> Brief
Find every line in the records below that contains the word "photo", and copy each such line.

Input below:

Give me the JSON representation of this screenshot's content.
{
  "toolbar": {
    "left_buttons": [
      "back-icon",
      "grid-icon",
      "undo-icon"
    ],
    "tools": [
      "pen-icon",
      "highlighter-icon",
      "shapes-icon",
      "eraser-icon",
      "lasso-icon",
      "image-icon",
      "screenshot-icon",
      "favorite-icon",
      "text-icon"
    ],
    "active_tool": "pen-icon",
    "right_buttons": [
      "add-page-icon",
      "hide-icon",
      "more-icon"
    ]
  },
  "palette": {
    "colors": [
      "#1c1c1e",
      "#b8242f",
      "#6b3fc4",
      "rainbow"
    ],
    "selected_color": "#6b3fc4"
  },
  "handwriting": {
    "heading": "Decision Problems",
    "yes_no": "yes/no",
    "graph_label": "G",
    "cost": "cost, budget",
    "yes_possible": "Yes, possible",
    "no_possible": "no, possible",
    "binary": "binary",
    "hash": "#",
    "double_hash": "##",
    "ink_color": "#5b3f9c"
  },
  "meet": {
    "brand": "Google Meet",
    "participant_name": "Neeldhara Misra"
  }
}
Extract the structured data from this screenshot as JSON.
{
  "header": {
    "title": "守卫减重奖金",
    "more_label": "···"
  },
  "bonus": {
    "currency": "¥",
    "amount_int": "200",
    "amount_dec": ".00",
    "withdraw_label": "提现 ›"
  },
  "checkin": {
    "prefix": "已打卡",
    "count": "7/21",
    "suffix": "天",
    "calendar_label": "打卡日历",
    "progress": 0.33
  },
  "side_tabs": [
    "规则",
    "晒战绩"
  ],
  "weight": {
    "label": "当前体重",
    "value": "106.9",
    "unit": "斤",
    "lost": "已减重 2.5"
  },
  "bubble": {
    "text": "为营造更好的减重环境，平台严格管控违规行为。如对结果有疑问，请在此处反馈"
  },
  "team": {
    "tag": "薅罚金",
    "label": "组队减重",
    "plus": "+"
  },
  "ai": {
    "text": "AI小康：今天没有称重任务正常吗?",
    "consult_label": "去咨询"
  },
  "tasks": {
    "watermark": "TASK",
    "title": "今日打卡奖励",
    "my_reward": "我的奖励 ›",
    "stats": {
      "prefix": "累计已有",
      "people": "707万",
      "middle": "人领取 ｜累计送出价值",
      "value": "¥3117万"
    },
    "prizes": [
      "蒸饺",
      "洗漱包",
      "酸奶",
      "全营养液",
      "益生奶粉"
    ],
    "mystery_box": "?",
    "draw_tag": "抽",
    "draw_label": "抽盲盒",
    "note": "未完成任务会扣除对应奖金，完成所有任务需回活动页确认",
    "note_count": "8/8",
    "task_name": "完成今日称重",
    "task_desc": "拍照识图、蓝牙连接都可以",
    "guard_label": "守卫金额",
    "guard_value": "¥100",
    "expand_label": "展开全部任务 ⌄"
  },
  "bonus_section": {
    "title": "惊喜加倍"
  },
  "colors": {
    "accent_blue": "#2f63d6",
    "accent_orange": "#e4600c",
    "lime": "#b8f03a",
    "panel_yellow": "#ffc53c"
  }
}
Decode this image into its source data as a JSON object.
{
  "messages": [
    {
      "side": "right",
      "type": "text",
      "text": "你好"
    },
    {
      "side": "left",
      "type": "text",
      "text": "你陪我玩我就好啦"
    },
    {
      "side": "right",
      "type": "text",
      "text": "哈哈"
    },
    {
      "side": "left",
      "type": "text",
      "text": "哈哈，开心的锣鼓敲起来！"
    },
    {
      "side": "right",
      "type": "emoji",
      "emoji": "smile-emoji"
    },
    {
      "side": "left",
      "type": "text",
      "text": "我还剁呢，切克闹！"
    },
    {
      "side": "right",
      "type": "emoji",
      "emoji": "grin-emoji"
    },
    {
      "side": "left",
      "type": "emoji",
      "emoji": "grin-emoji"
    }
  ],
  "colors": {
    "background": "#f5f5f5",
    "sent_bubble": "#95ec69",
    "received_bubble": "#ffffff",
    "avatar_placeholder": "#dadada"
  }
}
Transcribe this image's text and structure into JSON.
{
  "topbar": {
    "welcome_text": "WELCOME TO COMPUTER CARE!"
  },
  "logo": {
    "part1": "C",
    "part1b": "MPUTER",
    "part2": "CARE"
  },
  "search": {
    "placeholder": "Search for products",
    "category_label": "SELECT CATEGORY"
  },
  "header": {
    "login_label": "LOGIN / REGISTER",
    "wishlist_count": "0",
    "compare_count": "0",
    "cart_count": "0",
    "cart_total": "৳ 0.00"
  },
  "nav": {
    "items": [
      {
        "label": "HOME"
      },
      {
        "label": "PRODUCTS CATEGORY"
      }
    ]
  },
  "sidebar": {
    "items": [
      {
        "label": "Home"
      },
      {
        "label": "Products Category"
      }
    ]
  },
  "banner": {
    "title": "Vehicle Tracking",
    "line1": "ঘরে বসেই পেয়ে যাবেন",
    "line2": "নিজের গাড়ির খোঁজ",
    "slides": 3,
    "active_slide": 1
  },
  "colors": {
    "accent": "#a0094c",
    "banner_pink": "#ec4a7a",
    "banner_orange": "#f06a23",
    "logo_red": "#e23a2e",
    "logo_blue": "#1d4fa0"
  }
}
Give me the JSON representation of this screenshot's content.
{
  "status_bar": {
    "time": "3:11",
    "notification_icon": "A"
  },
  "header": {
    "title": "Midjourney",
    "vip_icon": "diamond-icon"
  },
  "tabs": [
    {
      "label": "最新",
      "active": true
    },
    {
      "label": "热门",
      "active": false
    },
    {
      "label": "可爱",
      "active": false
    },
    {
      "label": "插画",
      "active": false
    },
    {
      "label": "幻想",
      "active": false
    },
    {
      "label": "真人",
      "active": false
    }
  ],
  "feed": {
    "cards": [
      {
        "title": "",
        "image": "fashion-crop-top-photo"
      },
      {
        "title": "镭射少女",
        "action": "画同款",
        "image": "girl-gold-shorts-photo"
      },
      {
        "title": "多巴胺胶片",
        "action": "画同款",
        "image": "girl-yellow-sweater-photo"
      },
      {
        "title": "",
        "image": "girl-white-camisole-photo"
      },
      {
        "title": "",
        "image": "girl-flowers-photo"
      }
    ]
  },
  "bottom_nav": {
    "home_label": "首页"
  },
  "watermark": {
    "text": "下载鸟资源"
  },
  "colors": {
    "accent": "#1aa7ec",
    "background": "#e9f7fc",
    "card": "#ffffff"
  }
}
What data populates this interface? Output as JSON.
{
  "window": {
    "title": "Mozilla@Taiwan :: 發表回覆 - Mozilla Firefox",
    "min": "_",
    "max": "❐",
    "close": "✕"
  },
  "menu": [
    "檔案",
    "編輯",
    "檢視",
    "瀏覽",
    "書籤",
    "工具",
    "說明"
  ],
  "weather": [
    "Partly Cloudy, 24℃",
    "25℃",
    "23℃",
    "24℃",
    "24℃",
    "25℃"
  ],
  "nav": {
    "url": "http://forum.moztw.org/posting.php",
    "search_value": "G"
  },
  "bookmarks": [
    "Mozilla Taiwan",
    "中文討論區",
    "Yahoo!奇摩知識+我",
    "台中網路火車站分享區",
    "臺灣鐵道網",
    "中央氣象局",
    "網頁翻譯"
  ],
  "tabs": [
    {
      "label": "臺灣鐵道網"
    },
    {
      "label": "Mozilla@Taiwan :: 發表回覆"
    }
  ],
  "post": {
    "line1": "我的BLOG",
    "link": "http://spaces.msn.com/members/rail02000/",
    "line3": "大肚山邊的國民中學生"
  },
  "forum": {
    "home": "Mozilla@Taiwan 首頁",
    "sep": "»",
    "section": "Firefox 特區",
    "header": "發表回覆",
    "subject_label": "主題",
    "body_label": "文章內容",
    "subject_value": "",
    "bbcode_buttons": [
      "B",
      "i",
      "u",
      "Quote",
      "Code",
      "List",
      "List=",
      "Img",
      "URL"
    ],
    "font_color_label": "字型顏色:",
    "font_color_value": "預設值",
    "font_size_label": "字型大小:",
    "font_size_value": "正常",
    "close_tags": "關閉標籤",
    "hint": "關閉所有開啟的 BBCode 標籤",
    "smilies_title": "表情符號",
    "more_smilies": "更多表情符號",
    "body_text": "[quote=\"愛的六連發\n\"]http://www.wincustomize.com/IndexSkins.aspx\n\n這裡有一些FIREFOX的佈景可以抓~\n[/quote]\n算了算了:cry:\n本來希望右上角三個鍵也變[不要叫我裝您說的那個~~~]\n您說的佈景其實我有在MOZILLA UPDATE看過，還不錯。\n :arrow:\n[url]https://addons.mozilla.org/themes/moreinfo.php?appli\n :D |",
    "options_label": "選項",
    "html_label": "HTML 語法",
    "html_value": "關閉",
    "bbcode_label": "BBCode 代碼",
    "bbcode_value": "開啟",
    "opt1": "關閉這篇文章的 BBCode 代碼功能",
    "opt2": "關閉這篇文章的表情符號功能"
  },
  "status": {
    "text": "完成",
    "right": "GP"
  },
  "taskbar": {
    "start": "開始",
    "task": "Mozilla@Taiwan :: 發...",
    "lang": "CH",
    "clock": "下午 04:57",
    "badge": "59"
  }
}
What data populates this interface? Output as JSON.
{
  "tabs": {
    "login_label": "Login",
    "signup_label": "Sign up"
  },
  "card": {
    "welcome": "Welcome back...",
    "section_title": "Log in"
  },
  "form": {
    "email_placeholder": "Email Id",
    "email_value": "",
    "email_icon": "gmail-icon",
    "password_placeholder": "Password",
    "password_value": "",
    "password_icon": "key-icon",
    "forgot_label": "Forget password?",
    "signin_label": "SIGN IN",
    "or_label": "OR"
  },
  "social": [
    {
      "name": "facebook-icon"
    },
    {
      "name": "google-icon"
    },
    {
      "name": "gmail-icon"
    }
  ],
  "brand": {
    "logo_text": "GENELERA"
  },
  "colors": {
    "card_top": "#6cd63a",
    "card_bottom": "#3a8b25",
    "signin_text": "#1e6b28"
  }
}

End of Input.

> Response
        "image": "fashion-crop-top-photo"
        "image": "girl-gold-shorts-photo"
        "image": "girl-yellow-sweater-photo"
        "image": "girl-white-camisole-photo"
        "image": "girl-flowers-photo"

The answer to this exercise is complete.